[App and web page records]
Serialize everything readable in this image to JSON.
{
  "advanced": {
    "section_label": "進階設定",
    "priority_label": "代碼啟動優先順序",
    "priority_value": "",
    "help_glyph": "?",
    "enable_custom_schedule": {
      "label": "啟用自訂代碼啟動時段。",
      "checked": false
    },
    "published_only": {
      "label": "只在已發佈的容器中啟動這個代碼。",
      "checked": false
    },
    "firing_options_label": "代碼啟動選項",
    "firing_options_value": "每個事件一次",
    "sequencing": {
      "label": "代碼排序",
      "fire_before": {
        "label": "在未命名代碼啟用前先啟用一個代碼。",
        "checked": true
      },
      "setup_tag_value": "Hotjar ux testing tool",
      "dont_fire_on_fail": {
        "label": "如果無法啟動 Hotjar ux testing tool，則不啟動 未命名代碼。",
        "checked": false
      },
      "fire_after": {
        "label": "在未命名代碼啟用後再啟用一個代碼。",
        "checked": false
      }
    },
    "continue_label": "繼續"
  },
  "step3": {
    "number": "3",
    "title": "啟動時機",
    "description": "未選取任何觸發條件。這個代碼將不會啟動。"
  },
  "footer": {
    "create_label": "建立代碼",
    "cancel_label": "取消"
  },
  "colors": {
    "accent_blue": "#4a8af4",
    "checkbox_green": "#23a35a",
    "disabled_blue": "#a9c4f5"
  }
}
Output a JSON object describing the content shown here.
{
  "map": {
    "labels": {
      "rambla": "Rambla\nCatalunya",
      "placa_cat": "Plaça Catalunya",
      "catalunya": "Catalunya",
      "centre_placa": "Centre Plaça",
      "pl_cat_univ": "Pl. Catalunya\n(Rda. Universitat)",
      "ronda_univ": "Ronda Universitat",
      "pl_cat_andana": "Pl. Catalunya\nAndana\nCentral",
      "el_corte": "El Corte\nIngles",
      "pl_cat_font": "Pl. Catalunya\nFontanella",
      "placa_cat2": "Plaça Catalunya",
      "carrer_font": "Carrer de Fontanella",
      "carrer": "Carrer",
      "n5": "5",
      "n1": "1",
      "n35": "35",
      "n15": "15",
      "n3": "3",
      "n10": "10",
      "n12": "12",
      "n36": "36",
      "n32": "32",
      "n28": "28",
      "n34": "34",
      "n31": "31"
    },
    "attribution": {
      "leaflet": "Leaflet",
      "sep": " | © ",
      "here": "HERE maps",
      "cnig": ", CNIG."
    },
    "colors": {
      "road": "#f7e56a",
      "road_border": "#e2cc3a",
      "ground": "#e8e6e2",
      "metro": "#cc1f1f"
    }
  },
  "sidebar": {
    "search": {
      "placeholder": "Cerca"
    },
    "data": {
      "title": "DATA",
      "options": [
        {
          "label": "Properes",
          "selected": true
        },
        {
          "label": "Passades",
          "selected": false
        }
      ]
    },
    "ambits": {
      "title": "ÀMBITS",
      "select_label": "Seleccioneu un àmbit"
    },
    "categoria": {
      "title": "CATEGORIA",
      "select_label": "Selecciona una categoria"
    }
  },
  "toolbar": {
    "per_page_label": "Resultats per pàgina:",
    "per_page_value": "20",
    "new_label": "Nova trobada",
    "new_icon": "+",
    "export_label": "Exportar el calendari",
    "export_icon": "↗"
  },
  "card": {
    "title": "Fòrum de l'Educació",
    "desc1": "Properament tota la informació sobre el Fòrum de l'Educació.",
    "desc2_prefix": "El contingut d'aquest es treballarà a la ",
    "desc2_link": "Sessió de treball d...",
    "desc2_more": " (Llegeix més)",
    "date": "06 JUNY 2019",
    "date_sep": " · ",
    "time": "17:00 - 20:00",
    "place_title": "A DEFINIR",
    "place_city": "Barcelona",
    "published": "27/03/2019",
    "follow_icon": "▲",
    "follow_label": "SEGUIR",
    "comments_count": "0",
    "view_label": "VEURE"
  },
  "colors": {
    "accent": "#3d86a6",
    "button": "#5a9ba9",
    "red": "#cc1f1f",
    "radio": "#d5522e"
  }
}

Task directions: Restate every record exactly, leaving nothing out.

Solved exercise:
Serialize everything readable in this image to JSON.
{
  "advanced": {
    "section_label": "進階設定",
    "priority_label": "代碼啟動優先順序",
    "priority_value": "",
    "help_glyph": "?",
    "enable_custom_schedule": {
      "label": "啟用自訂代碼啟動時段。",
      "checked": false
    },
    "published_only": {
      "label": "只在已發佈的容器中啟動這個代碼。",
      "checked": false
    },
    "firing_options_label": "代碼啟動選項",
    "firing_options_value": "每個事件一次",
    "sequencing": {
      "label": "代碼排序",
      "fire_before": {
        "label": "在未命名代碼啟用前先啟用一個代碼。",
        "checked": true
      },
      "setup_tag_value": "Hotjar ux testing tool",
      "dont_fire_on_fail": {
        "label": "如果無法啟動 Hotjar ux testing tool，則不啟動 未命名代碼。",
        "checked": false
      },
      "fire_after": {
        "label": "在未命名代碼啟用後再啟用一個代碼。",
        "checked": false
      }
    },
    "continue_label": "繼續"
  },
  "step3": {
    "number": "3",
    "title": "啟動時機",
    "description": "未選取任何觸發條件。這個代碼將不會啟動。"
  },
  "footer": {
    "create_label": "建立代碼",
    "cancel_label": "取消"
  },
  "colors": {
    "accent_blue": "#4a8af4",
    "checkbox_green": "#23a35a",
    "disabled_blue": "#a9c4f5"
  }
}
Output a JSON object describing the content shown here.
{
  "map": {
    "labels": {
      "rambla": "Rambla\nCatalunya",
      "placa_cat": "Plaça Catalunya",
      "catalunya": "Catalunya",
      "centre_placa": "Centre Plaça",
      "pl_cat_univ": "Pl. Catalunya\n(Rda. Universitat)",
      "ronda_univ": "Ronda Universitat",
      "pl_cat_andana": "Pl. Catalunya\nAndana\nCentral",
      "el_corte": "El Corte\nIngles",
      "pl_cat_font": "Pl. Catalunya\nFontanella",
      "placa_cat2": "Plaça Catalunya",
      "carrer_font": "Carrer de Fontanella",
      "carrer": "Carrer",
      "n5": "5",
      "n1": "1",
      "n35": "35",
      "n15": "15",
      "n3": "3",
      "n10": "10",
      "n12": "12",
      "n36": "36",
      "n32": "32",
      "n28": "28",
      "n34": "34",
      "n31": "31"
    },
    "attribution": {
      "leaflet": "Leaflet",
      "sep": " | © ",
      "here": "HERE maps",
      "cnig": ", CNIG."
    },
    "colors": {
      "road": "#f7e56a",
      "road_border": "#e2cc3a",
      "ground": "#e8e6e2",
      "metro": "#cc1f1f"
    }
  },
  "sidebar": {
    "search": {
      "placeholder": "Cerca"
    },
    "data": {
      "title": "DATA",
      "options": [
        {
          "label": "Properes",
          "selected": true
        },
        {
          "label": "Passades",
          "selected": false
        }
      ]
    },
    "ambits": {
      "title": "ÀMBITS",
      "select_label": "Seleccioneu un àmbit"
    },
    "categoria": {
      "title": "CATEGORIA",
      "select_label": "Selecciona una categoria"
    }
  },
  "toolbar": {
    "per_page_label": "Resultats per pàgina:",
    "per_page_value": "20",
    "new_label": "Nova trobada",
    "new_icon": "+",
    "export_label": "Exportar el calendari",
    "export_icon": "↗"
  },
  "card": {
    "title": "Fòrum de l'Educació",
    "desc1": "Properament tota la informació sobre el Fòrum de l'Educació.",
    "desc2_prefix": "El contingut d'aquest es treballarà a la ",
    "desc2_link": "Sessió de treball d...",
    "desc2_more": " (Llegeix més)",
    "date": "06 JUNY 2019",
    "date_sep": " · ",
    "time": "17:00 - 20:00",
    "place_title": "A DEFINIR",
    "place_city": "Barcelona",
    "published": "27/03/2019",
    "follow_icon": "▲",
    "follow_label": "SEGUIR",
    "comments_count": "0",
    "view_label": "VEURE"
  },
  "colors": {
    "accent": "#3d86a6",
    "button": "#5a9ba9",
    "red": "#cc1f1f",
    "radio": "#d5522e"
  }
}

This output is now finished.